[[ DATA TO USE, beginning ]]

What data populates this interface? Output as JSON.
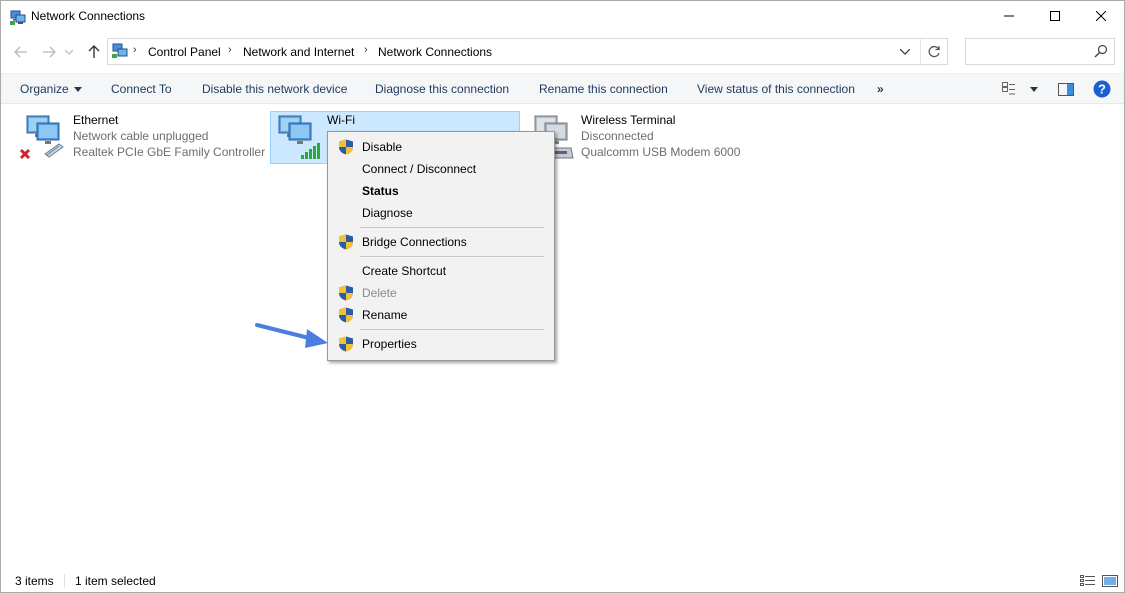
{
  "window": {
    "title": "Network Connections",
    "icon": "network-connections-icon"
  },
  "address": {
    "breadcrumbs": [
      "Control Panel",
      "Network and Internet",
      "Network Connections"
    ],
    "search_placeholder": ""
  },
  "toolbar": {
    "organize": "Organize",
    "connect_to": "Connect To",
    "disable": "Disable this network device",
    "diagnose": "Diagnose this connection",
    "rename": "Rename this connection",
    "view_status": "View status of this connection",
    "more": "»"
  },
  "connections": [
    {
      "name": "Ethernet",
      "status": "Network cable unplugged",
      "device": "Realtek PCIe GbE Family Controller",
      "icon": "ethernet-icon",
      "selected": false
    },
    {
      "name": "Wi-Fi",
      "status": "",
      "device": "",
      "icon": "wifi-icon",
      "selected": true
    },
    {
      "name": "Wireless Terminal",
      "status": "Disconnected",
      "device": "Qualcomm USB Modem 6000",
      "icon": "modem-icon",
      "selected": false
    }
  ],
  "context_menu": {
    "items": [
      {
        "label": "Disable",
        "shield": true,
        "bold": false,
        "disabled": false
      },
      {
        "label": "Connect / Disconnect",
        "shield": false,
        "bold": false,
        "disabled": false
      },
      {
        "label": "Status",
        "shield": false,
        "bold": true,
        "disabled": false
      },
      {
        "label": "Diagnose",
        "shield": false,
        "bold": false,
        "disabled": false
      },
      {
        "label": "Bridge Connections",
        "shield": true,
        "bold": false,
        "disabled": false
      },
      {
        "label": "Create Shortcut",
        "shield": false,
        "bold": false,
        "disabled": false
      },
      {
        "label": "Delete",
        "shield": true,
        "bold": false,
        "disabled": true
      },
      {
        "label": "Rename",
        "shield": true,
        "bold": false,
        "disabled": false
      },
      {
        "label": "Properties",
        "shield": true,
        "bold": false,
        "disabled": false
      }
    ]
  },
  "status_bar": {
    "item_count": "3 items",
    "selection": "1 item selected"
  },
  "colors": {
    "selection_bg": "#cce8ff",
    "arrow": "#4a7fe0",
    "help": "#1a5fd0"
  }
}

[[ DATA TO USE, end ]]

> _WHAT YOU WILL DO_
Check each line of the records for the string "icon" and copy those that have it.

> _YOUR RESPONSE_
    "icon": "network-connections-icon"
      "icon": "ethernet-icon",
      "icon": "wifi-icon",
      "icon": "modem-icon",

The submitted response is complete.